An Auckland shopkeeper shielded his wife from a brutal baseball bat attack during a robbery, which may leave his badly broken arm permanently paralysed.
Seven people entered Jitesh and Preeti Arora's Mt Roskill dairy about 7.30am on March 12 armed with a baseball bat and crowbar.
"We'd just opened our store ... just after that seven people came in very fast and hit me. They didn't ask me anything, they just hit me," Jitesh told the Herald in his first interview since the attack.
"I just protected myself and protected my wife," he said of the four minute long attack, as the group, consisting of four men and two women, ransacked the Crown Superette in Melrose Rd, targeting cigarettes and cash.
Preeti said the couple didn't have a chance to react to the group invading their store.
"We didn't have time to do anything, and then it happened all of a sudden ... the first one with a baseball bat came straight [at Jitesh] and starting hitting him.
"[An offender] was about to hit me with the bat when [Jitesh] put his hand in the way to save my life."
The pair "somehow managed to run" to the back of the store and scream for help, she said.
Neighbours came to their aid, while the attacking gang fled with their loot.
Police charged two teenage girls, aged 13 and 14, with aggravated robbery following the incident.
A police spokeswoman said no further arrests have been made and both teens remain in Child, Youth and Family care.

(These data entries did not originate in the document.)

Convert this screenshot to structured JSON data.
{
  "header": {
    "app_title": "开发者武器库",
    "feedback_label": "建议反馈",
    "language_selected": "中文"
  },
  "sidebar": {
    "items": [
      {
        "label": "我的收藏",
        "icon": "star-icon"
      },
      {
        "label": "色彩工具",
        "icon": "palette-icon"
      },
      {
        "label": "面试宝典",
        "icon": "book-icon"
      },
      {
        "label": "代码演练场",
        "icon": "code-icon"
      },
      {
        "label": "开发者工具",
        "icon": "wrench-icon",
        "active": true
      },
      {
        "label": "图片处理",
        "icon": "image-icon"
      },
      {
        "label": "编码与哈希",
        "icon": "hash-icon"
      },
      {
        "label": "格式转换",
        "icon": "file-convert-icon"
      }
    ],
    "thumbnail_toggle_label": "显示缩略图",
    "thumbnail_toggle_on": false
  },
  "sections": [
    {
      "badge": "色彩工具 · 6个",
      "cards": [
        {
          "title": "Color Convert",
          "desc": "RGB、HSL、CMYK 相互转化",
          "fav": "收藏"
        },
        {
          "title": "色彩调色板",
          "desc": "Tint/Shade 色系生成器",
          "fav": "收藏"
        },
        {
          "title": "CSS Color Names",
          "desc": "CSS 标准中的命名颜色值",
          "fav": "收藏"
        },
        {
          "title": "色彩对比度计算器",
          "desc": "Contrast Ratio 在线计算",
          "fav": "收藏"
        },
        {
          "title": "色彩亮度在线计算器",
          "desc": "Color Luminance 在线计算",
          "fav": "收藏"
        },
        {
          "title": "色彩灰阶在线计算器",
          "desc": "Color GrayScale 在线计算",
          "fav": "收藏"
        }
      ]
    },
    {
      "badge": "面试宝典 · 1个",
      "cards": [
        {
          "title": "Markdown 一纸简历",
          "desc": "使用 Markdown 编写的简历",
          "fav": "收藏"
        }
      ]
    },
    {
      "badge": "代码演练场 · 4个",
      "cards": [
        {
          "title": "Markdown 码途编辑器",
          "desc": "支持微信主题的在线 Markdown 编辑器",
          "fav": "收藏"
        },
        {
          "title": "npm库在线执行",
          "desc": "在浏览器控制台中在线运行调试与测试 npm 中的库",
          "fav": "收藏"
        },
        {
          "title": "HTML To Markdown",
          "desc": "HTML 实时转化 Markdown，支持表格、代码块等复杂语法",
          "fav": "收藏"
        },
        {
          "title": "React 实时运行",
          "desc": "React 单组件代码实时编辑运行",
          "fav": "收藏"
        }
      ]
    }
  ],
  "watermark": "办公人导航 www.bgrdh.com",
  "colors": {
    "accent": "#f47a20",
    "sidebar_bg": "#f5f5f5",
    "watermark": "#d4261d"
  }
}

Jitesh was left with severe injuries to his arm and head and rushed to hospital. He has since endured four operations at North Shore Hospital, leaving him unable to use his right arm which has required more than 200 stitches.
Often in pain, he said he has not returned to his store, which has remained closed, since the attack.
"How can [I]?," he said, adding he was scared every day at home and fearful of returning.
The financial toll of the attack was also starting to weigh on him and his wife, Jitesh said, with the couple struggling to pay the store's lease and power bills.
His brother-in-law, Raj Chopra, worried the "traumatised" couple may go bankrupt or be forced to sell their business.
"His life has changed, he doesn't know if he will be able to go back to his life or not."
Jitesh said he was expecting his first payment from ACC today to help cover the loss of income from the attack, but Chopra feared it would not be enough to keep the business afloat.
The aggravated robbery was also the most prominent incident in a string of attacks on shopkeepers, which led to the formation of a community action group.
"This is a very serious state of affairs," community leader Sunny Kaushal said. He was also concerned Jitesh hadn't received any counselling.
Kaushal, the founder of Stop Crime NZ, helped launch a petition to be submitted to Parliament calling for tougher penalties and a review of current police strategies.
A Givealittle page has also been established for Jatish and Preeti.
Yesterday, Retail NZ also proposed establishing a national retail crime task force within police.